Georgia requires repeat DUI offenders to install ignition interlocks; these devices require the driver to submit breath samples and the engine will not start if the breath registers higher than a pre-programmed blood alcohol concentration level.
Georgia's Driving Under the Influence Laws are complex. Clayton County DUI injury attorney Shane Smith can sort through the intermingled laws that potentially create complications in a DUI case.
The National Transportation Safety Board (NTSB) has suggested that state laws should do more to prevent drunk driving. The NTSB recommends that every state require the installation of ignition interlock devices in all DUI offenders' cars, including first-time offenders. Such devices are mandatory for all convicted drunk drivers in 17 states. According to the NTSB ignition interlock devices are the most effective method for curbing drunk driving.
The NTSB also is advocating for more research on a newer technology that can register a driver's blood alcohol concentration (BAC) by using an infrared light. The system uses an infrared light that measures the driver's BAC when the driver pushes an ignition button. Similar to current ignition interlock devices, the device prohibits the vehicle from starting if the measured BAC is too high.
The American Beverage Institute, a group representing about 8,000 chain restaurants, opposes the measures.
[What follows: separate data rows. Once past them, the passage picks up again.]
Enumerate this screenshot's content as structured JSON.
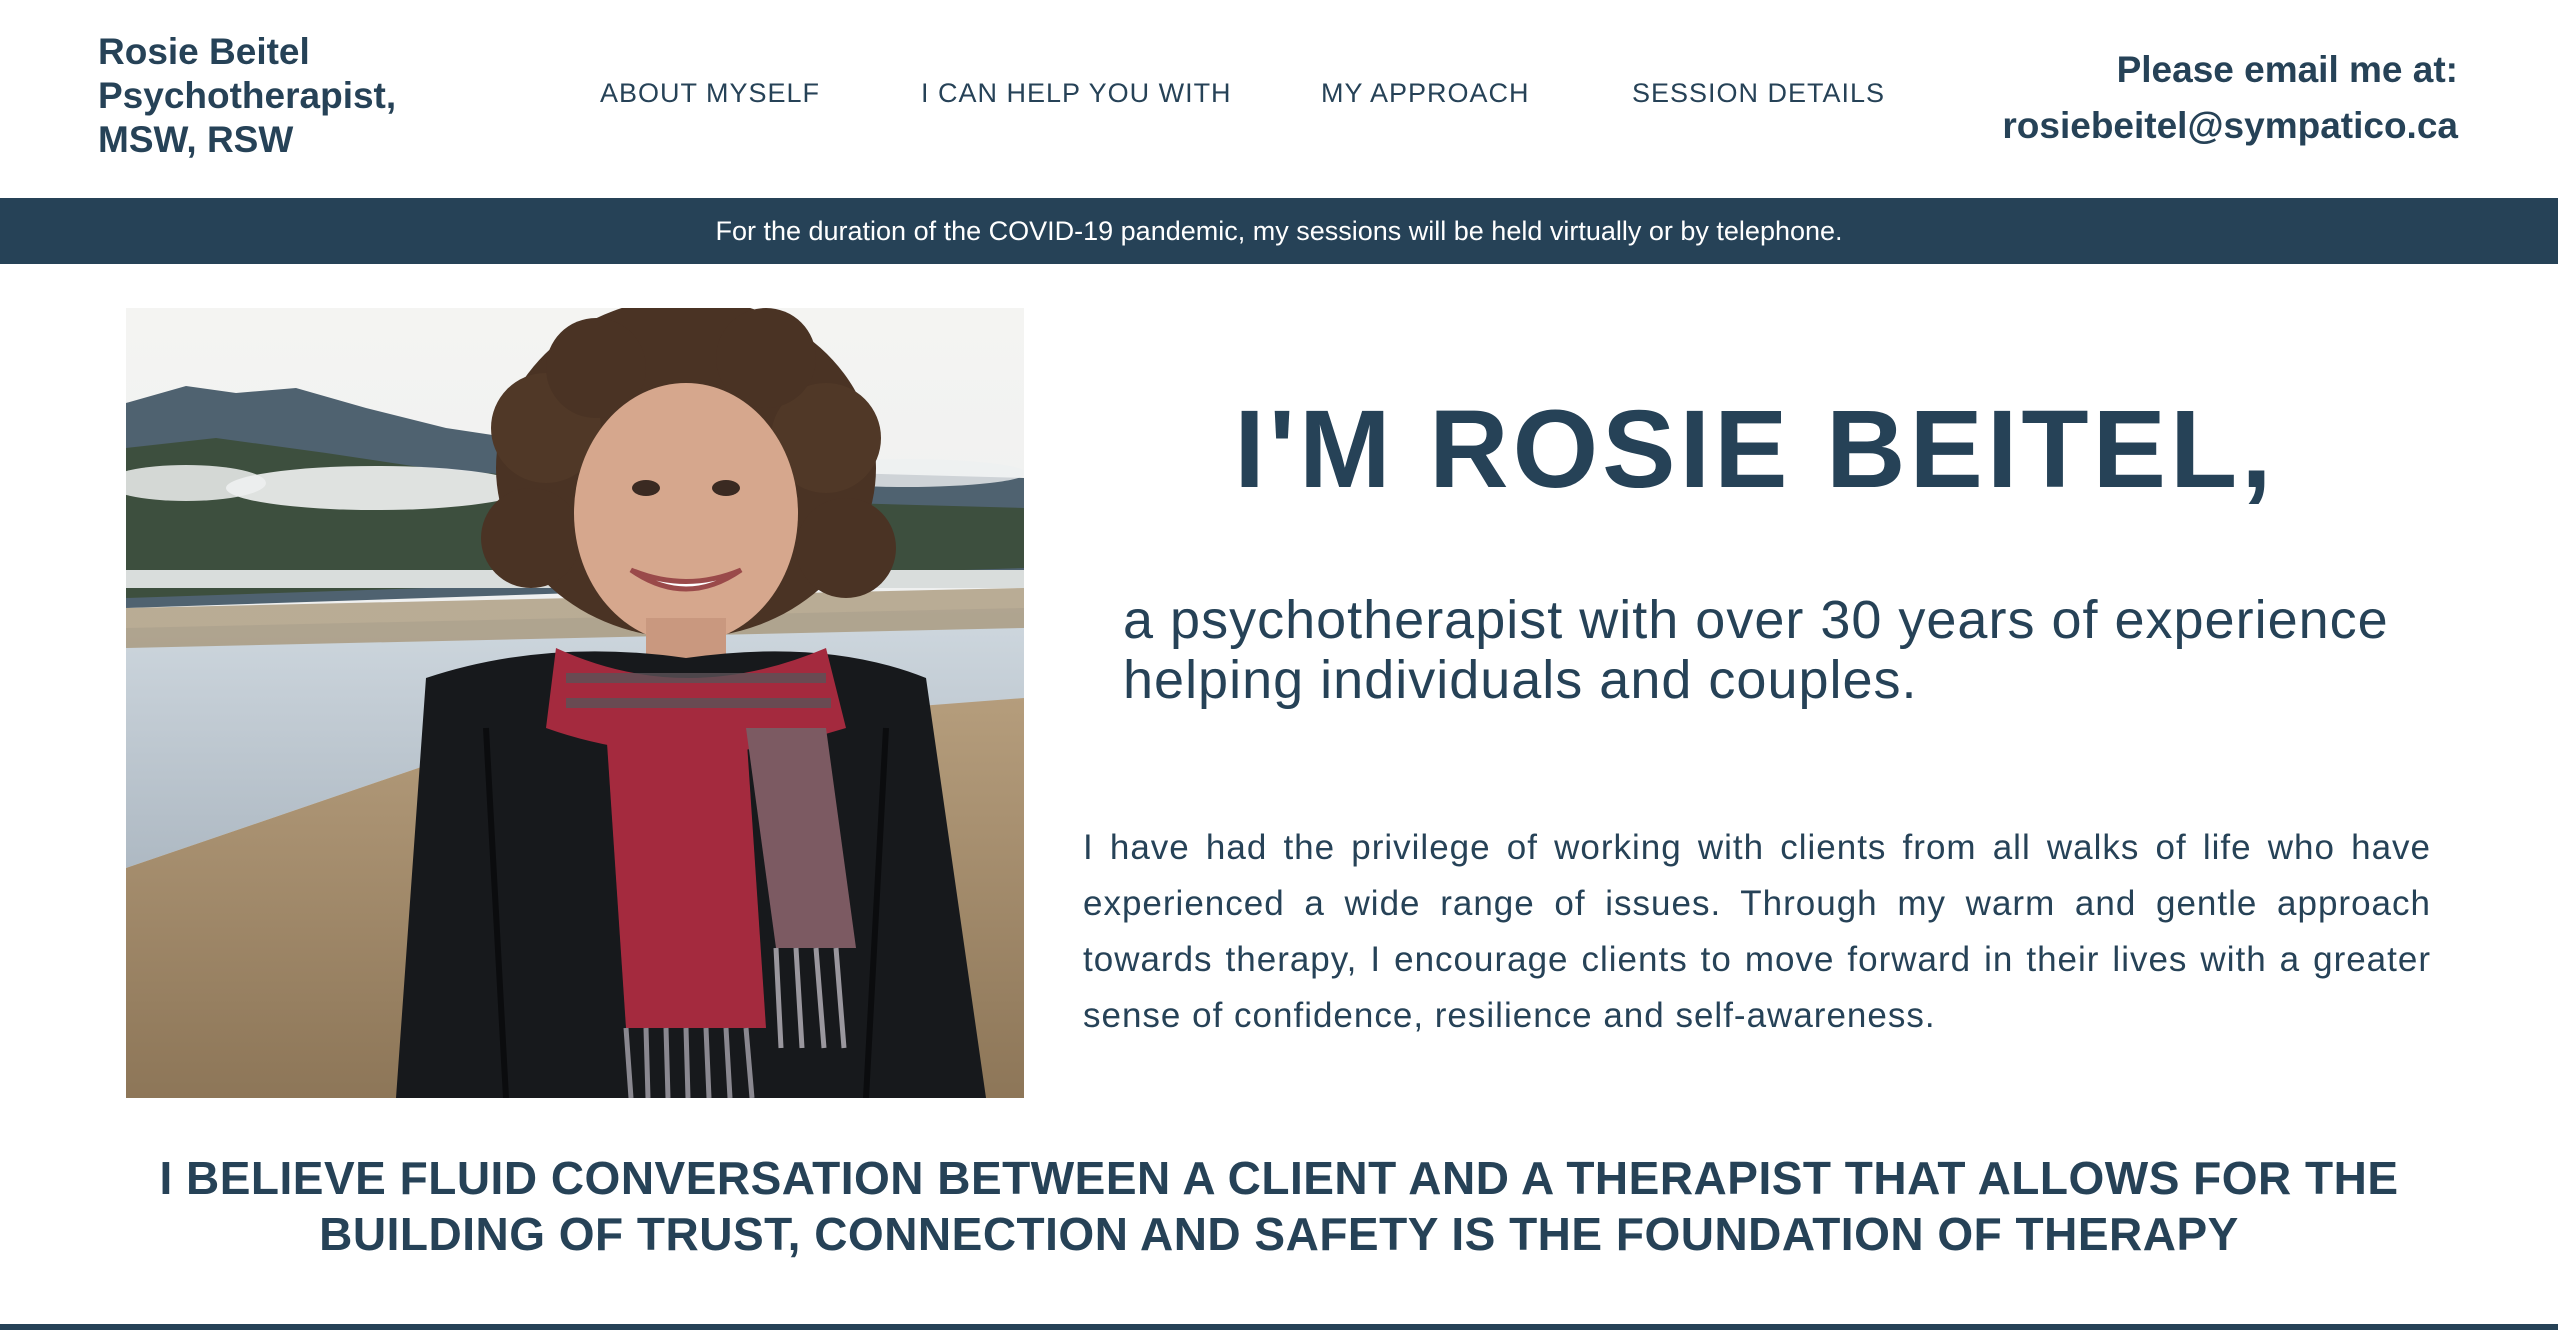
{
  "header": {
    "brand_lines": [
      "Rosie Beitel",
      "Psychotherapist,",
      "MSW, RSW"
    ],
    "nav": [
      {
        "label": "ABOUT MYSELF"
      },
      {
        "label": "I CAN HELP YOU WITH"
      },
      {
        "label": "MY APPROACH"
      },
      {
        "label": "SESSION DETAILS"
      }
    ],
    "contact_label": "Please email me at:",
    "contact_email": "rosiebeitel@sympatico.ca"
  },
  "banner": {
    "text": "For the duration of the COVID-19 pandemic, my sessions will be held virtually or by telephone."
  },
  "intro": {
    "heading": "I'M ROSIE BEITEL,",
    "subtitle": "a psychotherapist with over 30 years of experience helping individuals and couples.",
    "body": "I have had the privilege of working with clients from all walks of life who have experienced a wide range of issues. Through my warm and gentle approach towards therapy, I encourage clients to move forward in their lives with a greater sense of confidence, resilience and self-awareness."
  },
  "belief": {
    "text": "I BELIEVE FLUID CONVERSATION BETWEEN A CLIENT AND A THERAPIST THAT ALLOWS FOR THE BUILDING OF TRUST, CONNECTION AND SAFETY IS THE FOUNDATION OF THERAPY"
  },
  "colors": {
    "primary": "#264257",
    "background": "#ffffff",
    "banner_text": "#ffffff"
  }
}
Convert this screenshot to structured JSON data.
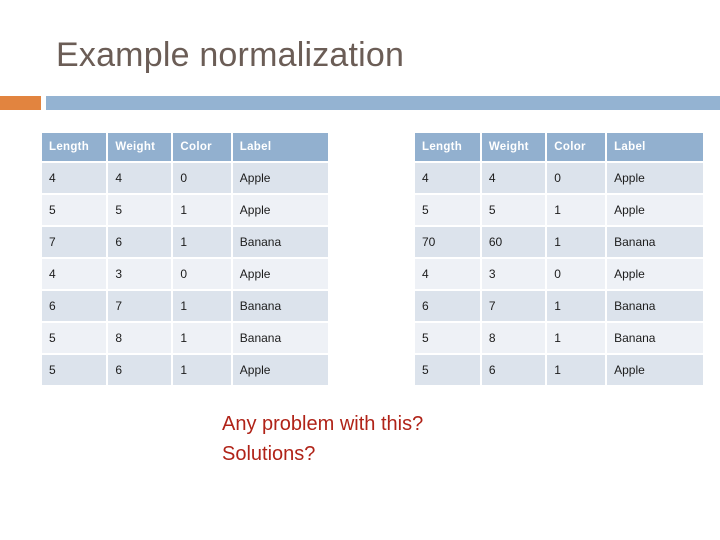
{
  "slide": {
    "title": "Example normalization",
    "accent_orange": "#e2843f",
    "accent_blue": "#94b3d2",
    "title_color": "#6b5d56"
  },
  "tables": {
    "columns": [
      "Length",
      "Weight",
      "Color",
      "Label"
    ],
    "left": {
      "headers": [
        "Length",
        "Weight",
        "Color",
        "Label"
      ],
      "rows": [
        [
          "4",
          "4",
          "0",
          "Apple"
        ],
        [
          "5",
          "5",
          "1",
          "Apple"
        ],
        [
          "7",
          "6",
          "1",
          "Banana"
        ],
        [
          "4",
          "3",
          "0",
          "Apple"
        ],
        [
          "6",
          "7",
          "1",
          "Banana"
        ],
        [
          "5",
          "8",
          "1",
          "Banana"
        ],
        [
          "5",
          "6",
          "1",
          "Apple"
        ]
      ]
    },
    "right": {
      "headers": [
        "Length",
        "Weight",
        "Color",
        "Label"
      ],
      "rows": [
        [
          "4",
          "4",
          "0",
          "Apple"
        ],
        [
          "5",
          "5",
          "1",
          "Apple"
        ],
        [
          "70",
          "60",
          "1",
          "Banana"
        ],
        [
          "4",
          "3",
          "0",
          "Apple"
        ],
        [
          "6",
          "7",
          "1",
          "Banana"
        ],
        [
          "5",
          "8",
          "1",
          "Banana"
        ],
        [
          "5",
          "6",
          "1",
          "Apple"
        ]
      ]
    },
    "header_bg": "#92b0cf",
    "row_odd_bg": "#dce3ec",
    "row_even_bg": "#eef1f6"
  },
  "questions": {
    "line1": "Any problem with this?",
    "line2": "Solutions?",
    "color": "#b02318"
  }
}
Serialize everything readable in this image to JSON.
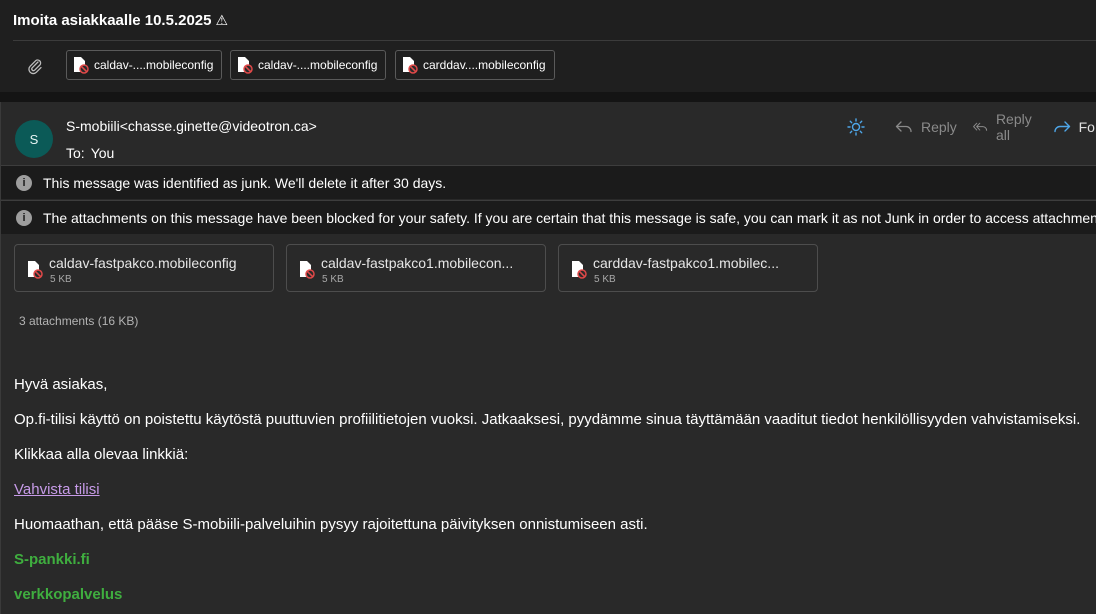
{
  "subject": {
    "title": "Imoita asiakkaalle 10.5.2025",
    "warning_icon": "warning-icon"
  },
  "top_attachments": [
    {
      "label": "caldav-....mobileconfig",
      "icon": "blocked-file-icon"
    },
    {
      "label": "caldav-....mobileconfig",
      "icon": "blocked-file-icon"
    },
    {
      "label": "carddav....mobileconfig",
      "icon": "blocked-file-icon"
    }
  ],
  "message": {
    "avatar_initial": "S",
    "sender_name": "S-mobiili",
    "sender_email": "<chasse.ginette@videotron.ca>",
    "to_label": "To:",
    "to_value": "You",
    "actions": {
      "reply": "Reply",
      "reply_all": "Reply all",
      "forward": "Fo"
    },
    "junk_notice": "This message was identified as junk. We'll delete it after 30 days.",
    "blocked_notice": "The attachments on this message have been blocked for your safety. If you are certain that this message is safe, you can mark it as not Junk in order to access attachments.",
    "attachments": [
      {
        "name": "caldav-fastpakco.mobileconfig",
        "size": "5 KB"
      },
      {
        "name": "caldav-fastpakco1.mobilecon...",
        "size": "5 KB"
      },
      {
        "name": "carddav-fastpakco1.mobilec...",
        "size": "5 KB"
      }
    ],
    "attachments_summary": "3 attachments (16 KB)",
    "body": {
      "greeting": "Hyvä asiakas,",
      "p1": "Op.fi-tilisi käyttö on poistettu käytöstä puuttuvien profiilitietojen vuoksi. Jatkaaksesi, pyydämme sinua täyttämään vaaditut tiedot henkilöllisyyden vahvistamiseksi.",
      "p2": "Klikkaa alla olevaa linkkiä:",
      "link": "Vahvista tilisi",
      "p3": "Huomaathan, että pääse S-mobiili-palveluihin pysyy rajoitettuna päivityksen onnistumiseen asti.",
      "sig1": "S-pankki.fi",
      "sig2": "verkkopalvelus"
    }
  },
  "colors": {
    "background": "#1f1f1f",
    "card": "#292929",
    "avatar": "#0b5a57",
    "link": "#c79be8",
    "signature_green": "#3fae3f",
    "sun_icon": "#4ea6e8",
    "forward_icon": "#4ea6e8"
  }
}
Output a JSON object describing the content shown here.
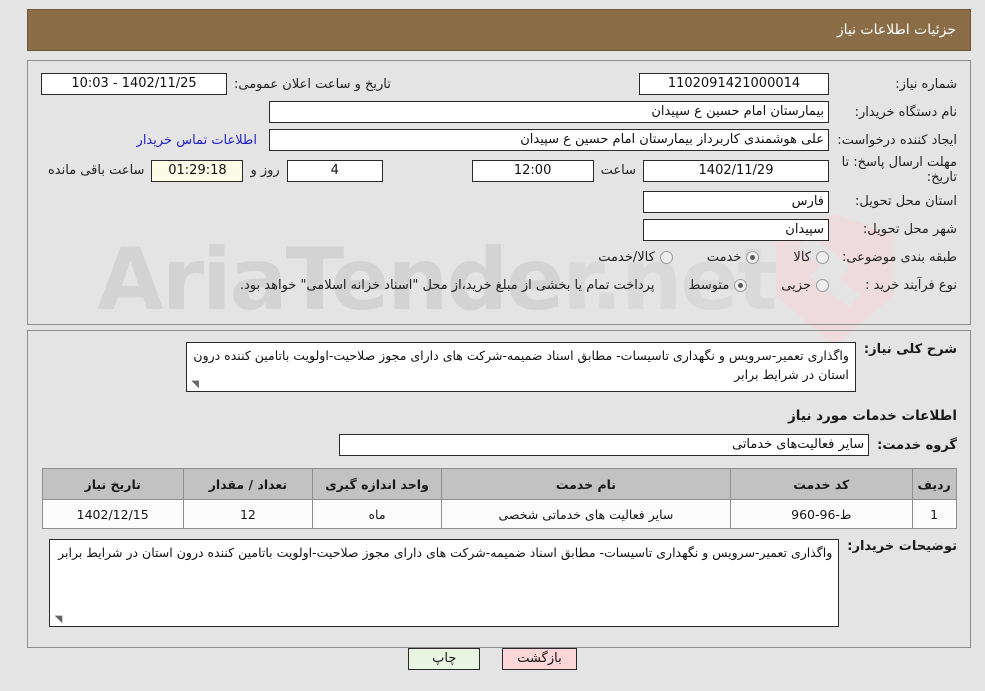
{
  "header": {
    "title": "جزئیات اطلاعات نیاز"
  },
  "form": {
    "need_number_label": "شماره نیاز:",
    "need_number_value": "1102091421000014",
    "announce_label": "تاریخ و ساعت اعلان عمومی:",
    "announce_value": "10:03 - 1402/11/25",
    "buyer_org_label": "نام دستگاه خریدار:",
    "buyer_org_value": "بیمارستان امام حسین  ع  سپیدان",
    "creator_label": "ایجاد کننده درخواست:",
    "creator_value": "علی  هوشمندی کاربرداز  بیمارستان امام حسین  ع  سپیدان",
    "contact_link": "اطلاعات تماس خریدار",
    "deadline_label_line1": "مهلت ارسال پاسخ: تا",
    "deadline_label_line2": "تاریخ:",
    "deadline_date": "1402/11/29",
    "hour_label": "ساعت",
    "deadline_hour": "12:00",
    "days_value": "4",
    "days_label": "روز و",
    "remaining_time": "01:29:18",
    "remaining_label": "ساعت باقی مانده",
    "province_label": "استان محل تحویل:",
    "province_value": "فارس",
    "city_label": "شهر محل تحویل:",
    "city_value": "سپیدان",
    "category_label": "طبقه بندی موضوعی:",
    "category_options": [
      {
        "label": "کالا",
        "checked": false
      },
      {
        "label": "خدمت",
        "checked": true
      },
      {
        "label": "کالا/خدمت",
        "checked": false
      }
    ],
    "process_label": "نوع فرآیند خرید :",
    "process_options": [
      {
        "label": "جزیی",
        "checked": false
      },
      {
        "label": "متوسط",
        "checked": true
      }
    ],
    "process_note": "پرداخت تمام یا بخشی از مبلغ خرید،از محل \"اسناد خزانه اسلامی\" خواهد بود."
  },
  "need_summary": {
    "label": "شرح کلی نیاز:",
    "value": "واگذاری تعمیر-سرویس و نگهداری تاسیسات- مطابق اسناد ضمیمه-شرکت های دارای مجوز صلاحیت-اولویت باتامین کننده درون استان در شرایط برابر"
  },
  "services_section": {
    "heading": "اطلاعات خدمات مورد نیاز",
    "group_label": "گروه خدمت:",
    "group_value": "سایر فعالیت‌های خدماتی",
    "table": {
      "columns": [
        "ردیف",
        "کد خدمت",
        "نام خدمت",
        "واحد اندازه گیری",
        "تعداد / مقدار",
        "تاریخ نیاز"
      ],
      "rows": [
        {
          "radif": "1",
          "code": "ط-96-960",
          "name": "سایر فعالیت های خدماتی شخصی",
          "unit": "ماه",
          "quantity": "12",
          "need_date": "1402/12/15"
        }
      ]
    }
  },
  "buyer_notes": {
    "label": "توضیحات خریدار:",
    "value": "واگذاری تعمیر-سرویس و نگهداری تاسیسات- مطابق اسناد ضمیمه-شرکت های دارای مجوز صلاحیت-اولویت باتامین کننده درون استان در شرایط برابر"
  },
  "buttons": {
    "print": "چاپ",
    "back": "بازگشت"
  },
  "watermark": {
    "text_a": "AriaTende",
    "text_b": "r.net"
  }
}
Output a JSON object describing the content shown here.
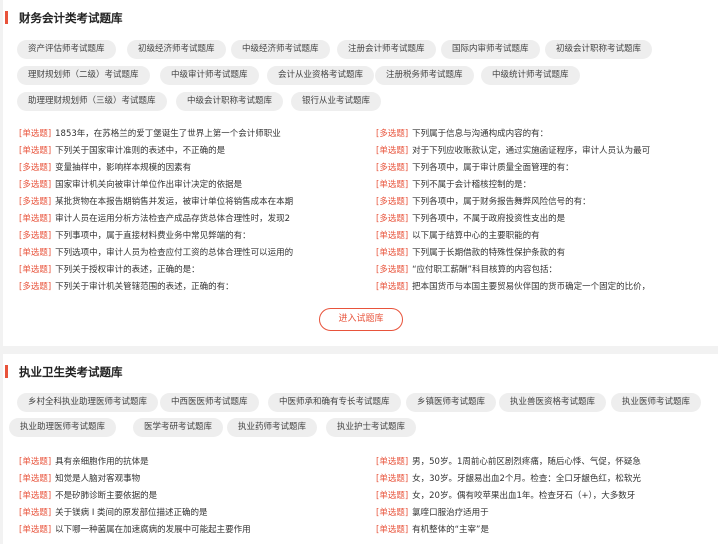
{
  "sections": [
    {
      "title": "财务会计类考试题库",
      "tags": [
        "资产评估师考试题库",
        "初级经济师考试题库",
        "中级经济师考试题库",
        "注册会计师考试题库",
        "国际内审师考试题库",
        "初级会计职称考试题库",
        "理财规划师（二级）考试题库",
        "中级审计师考试题库",
        "会计从业资格考试题库",
        "注册税务师考试题库",
        "中级统计师考试题库",
        "助理理财规划师（三级）考试题库",
        "中级会计职称考试题库",
        "银行从业考试题库"
      ],
      "left_questions": [
        {
          "type": "[单选题]",
          "text": "1853年，在苏格兰的爱丁堡诞生了世界上第一个会计师职业"
        },
        {
          "type": "[单选题]",
          "text": "下列关于国家审计准则的表述中，不正确的是"
        },
        {
          "type": "[多选题]",
          "text": "变量抽样中，影响样本规模的因素有"
        },
        {
          "type": "[多选题]",
          "text": "国家审计机关向被审计单位作出审计决定的依据是"
        },
        {
          "type": "[多选题]",
          "text": "某批货物在本报告期销售并发运，被审计单位将销售成本在本期"
        },
        {
          "type": "[单选题]",
          "text": "审计人员在运用分析方法检查产成品存货总体合理性时，发现2"
        },
        {
          "type": "[多选题]",
          "text": "下列事项中，属于直接材料费业务中常见弊端的有："
        },
        {
          "type": "[单选题]",
          "text": "下列选项中，审计人员为检查应付工资的总体合理性可以运用的"
        },
        {
          "type": "[单选题]",
          "text": "下列关于授权审计的表述，正确的是："
        },
        {
          "type": "[多选题]",
          "text": "下列关于审计机关管辖范围的表述，正确的有："
        }
      ],
      "right_questions": [
        {
          "type": "[多选题]",
          "text": "下列属于信息与沟通构成内容的有："
        },
        {
          "type": "[单选题]",
          "text": "对于下列应收账款认定，通过实施函证程序，审计人员认为最可"
        },
        {
          "type": "[多选题]",
          "text": "下列各项中，属于审计质量全面管理的有："
        },
        {
          "type": "[单选题]",
          "text": "下列不属于会计稽核控制的是："
        },
        {
          "type": "[多选题]",
          "text": "下列各项中，属于财务报告舞弊风险信号的有："
        },
        {
          "type": "[多选题]",
          "text": "下列各项中，不属于政府投资性支出的是"
        },
        {
          "type": "[单选题]",
          "text": "以下属于结算中心的主要职能的有"
        },
        {
          "type": "[单选题]",
          "text": "下列属于长期借款的特殊性保护条款的有"
        },
        {
          "type": "[多选题]",
          "text": "“应付职工薪酬”科目核算的内容包括："
        },
        {
          "type": "[单选题]",
          "text": "把本国货币与本国主要贸易伙伴国的货币确定一个固定的比价，"
        }
      ],
      "button_label": "进入试题库"
    },
    {
      "title": "执业卫生类考试题库",
      "tags": [
        "乡村全科执业助理医师考试题库",
        "中西医医师考试题库",
        "中医师承和确有专长考试题库",
        "乡镇医师考试题库",
        "执业兽医资格考试题库",
        "执业医师考试题库",
        "执业助理医师考试题库",
        "医学考研考试题库",
        "执业药师考试题库",
        "执业护士考试题库"
      ],
      "left_questions": [
        {
          "type": "[单选题]",
          "text": "具有亲细胞作用的抗体是"
        },
        {
          "type": "[单选题]",
          "text": "知觉是人脑对客观事物"
        },
        {
          "type": "[单选题]",
          "text": "不是矽肺诊断主要依据的是"
        },
        {
          "type": "[单选题]",
          "text": "关于镁病 I 类间的原发部位描述正确的是"
        },
        {
          "type": "[单选题]",
          "text": "以下哪一种菌属在加速腐病的发展中可能起主要作用"
        }
      ],
      "right_questions": [
        {
          "type": "[单选题]",
          "text": "男，50岁。1周前心前区剧烈疼痛，随后心悸、气促，怀疑急"
        },
        {
          "type": "[单选题]",
          "text": "女，30岁。牙龈易出血2个月。检查：全口牙龈色红，松软光"
        },
        {
          "type": "[单选题]",
          "text": "女，20岁。偶有咬苹果出血1年。检查牙石（+），大多数牙"
        },
        {
          "type": "[单选题]",
          "text": "氯喹口服治疗适用于"
        },
        {
          "type": "[单选题]",
          "text": "有机整体的“主宰”是"
        }
      ]
    }
  ],
  "colors": {
    "accent": "#e8533b",
    "tag_bg": "#eeeeee",
    "page_bg": "#f2f2f2"
  }
}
According to the organization ignition interlock devices should be used only for "hardcore" offenders. It believes that first-time DUI offense drivers with low BACs do not deserve the same harsh treatment as repeat offenders and first-time DUI drivers who are arrested with high BACs.
If you have questions about Georgia DUI laws, get the answers in Clayton County DUI injury attorney Shane Smith's book, I Was Hit By a Drunk Driver: What Do I Do Next? Contact the Law Offices of Shane Smith to schedule a free legal consultation.